explain in natural language what the program is doing. These notes are
called comments, and they start with the
# compute the percentage of the hour that has elapsed percentage = (minute * 100) / 60
In this case, the comment appears on a line by itself. You can also put comments at the end of a line:
percentage = (minute * 100) / 60 # percentage of an hour
Everything from the # to the end of the line is ignored—it has no effect on the execution of the program.
Comments are most useful when they document non-obvious features of the code. It is reasonable to assume that the reader can figure out what the code does; it is more useful to explain why.
This comment is redundant with the code and useless:
v = 5 # assign 5 to v
This comment contains useful information that is not in the code:
v = 5 # velocity in meters/second.

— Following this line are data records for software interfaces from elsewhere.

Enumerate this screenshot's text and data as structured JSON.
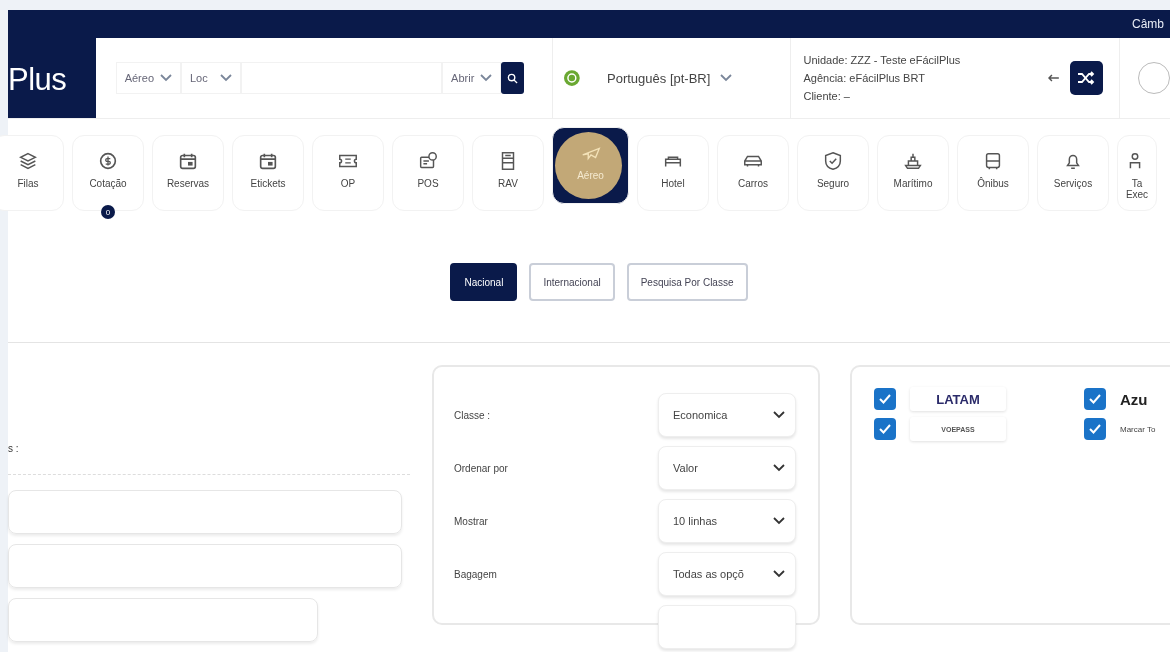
{
  "top_bar": {
    "right_text": "Câmb"
  },
  "logo": {
    "text": "Plus"
  },
  "search": {
    "type_select": "Aéreo",
    "field_select": "Loc",
    "action_select": "Abrir"
  },
  "language": {
    "value": "Português [pt-BR]"
  },
  "unit_info": {
    "unidade": "Unidade:  ZZZ - Teste eFácilPlus",
    "agencia": "Agência: eFácilPlus BRT",
    "cliente": "Cliente:  –"
  },
  "nav": [
    {
      "label": "Filas",
      "kind": "layers",
      "selected": false
    },
    {
      "label": "Cotação",
      "kind": "coin",
      "selected": false,
      "badge": "0"
    },
    {
      "label": "Reservas",
      "kind": "calendar",
      "selected": false
    },
    {
      "label": "Etickets",
      "kind": "calendar",
      "selected": false
    },
    {
      "label": "OP",
      "kind": "ticket",
      "selected": false
    },
    {
      "label": "POS",
      "kind": "pos",
      "selected": false
    },
    {
      "label": "RAV",
      "kind": "doc",
      "selected": false
    },
    {
      "label": "Aéreo",
      "kind": "plane",
      "selected": true
    },
    {
      "label": "Hotel",
      "kind": "bed",
      "selected": false
    },
    {
      "label": "Carros",
      "kind": "car",
      "selected": false
    },
    {
      "label": "Seguro",
      "kind": "shield",
      "selected": false
    },
    {
      "label": "Marítimo",
      "kind": "ship",
      "selected": false
    },
    {
      "label": "Ônibus",
      "kind": "bus",
      "selected": false
    },
    {
      "label": "Serviços",
      "kind": "bell",
      "selected": false
    },
    {
      "label": "Ta Exec",
      "kind": "person",
      "selected": false
    }
  ],
  "scope_tabs": [
    {
      "label": "Nacional",
      "selected": true
    },
    {
      "label": "Internacional",
      "selected": false
    },
    {
      "label": "Pesquisa Por Classe",
      "selected": false
    }
  ],
  "left_panel": {
    "label": "s :"
  },
  "options": [
    {
      "label": "Classe :",
      "value": "Economica"
    },
    {
      "label": "Ordenar por",
      "value": "Valor"
    },
    {
      "label": "Mostrar",
      "value": "10 linhas"
    },
    {
      "label": "Bagagem",
      "value": "Todas as opçõ"
    }
  ],
  "airlines": [
    {
      "kind": "logo",
      "name": "LATAM",
      "checked": true
    },
    {
      "kind": "logo",
      "name": "Azu",
      "checked": true
    },
    {
      "kind": "logo",
      "name": "VOEPASS",
      "checked": true
    },
    {
      "kind": "text",
      "name": "Marcar To",
      "checked": true
    }
  ]
}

Good variable names can reduce the need for comments, but long names can make complex expressions hard to read, so there is a tradeoff.
Three kinds of errors can occur in a program: syntax errors, runtime errors, and semantic errors. It is useful to distinguish between them in order to track them down more quickly.
If there is a syntax error anywhere in your program, Python displays an error message and quits, and you will not be able to run the program. During the first few weeks of your programming career, you might spend a lot of time tracking down syntax errors. As you gain experience, you will make fewer errors and find them faster.
Runtime errors are rare in the simple programs you will see in the first few chapters, so it might be a while before you encounter one.
Identifying semantic errors can be tricky because it requires you to work backward by looking at the output of the program and trying to figure out what it is doing.
Exercise 2.1. Repeating my advice from the previous chapter, whenever you learn a new feature, you should try it out in interactive mode and make errors on purpose to see what goes wrong.
We’ve seen that n = 42 is legal. What about 42 = n?
How about x = y = 1?
In some languages every statement ends with a semi-colon, ;. What happens if you put a semi-colon at the end of a Python statement?
What if you put a period at the end of a statement?
In math notation you can multiply x and y like this: x y. What happens if you try that in Python?
Exercise 2.2. Practice using the Python interpreter as a calculator:
The volume of a sphere with radius ‘r’ is 4/3 pi r^3. What is the volume of a sphere with radius 5?
Suppose the cover price of a book is Rs 250, but bookstores get a 40% discount. Shipping costs Rs 30 for the first copy and Rs 7.50 for each additional copy. What is the total wholesale cost for 60 copies?
If I leave my house at 6:52 am and run 1 mile at an easy pace (8:15 per mile), then 3 miles at tempo (7:12 per mile) and 1 mile at easy pace again, what time do I get home for breakfast?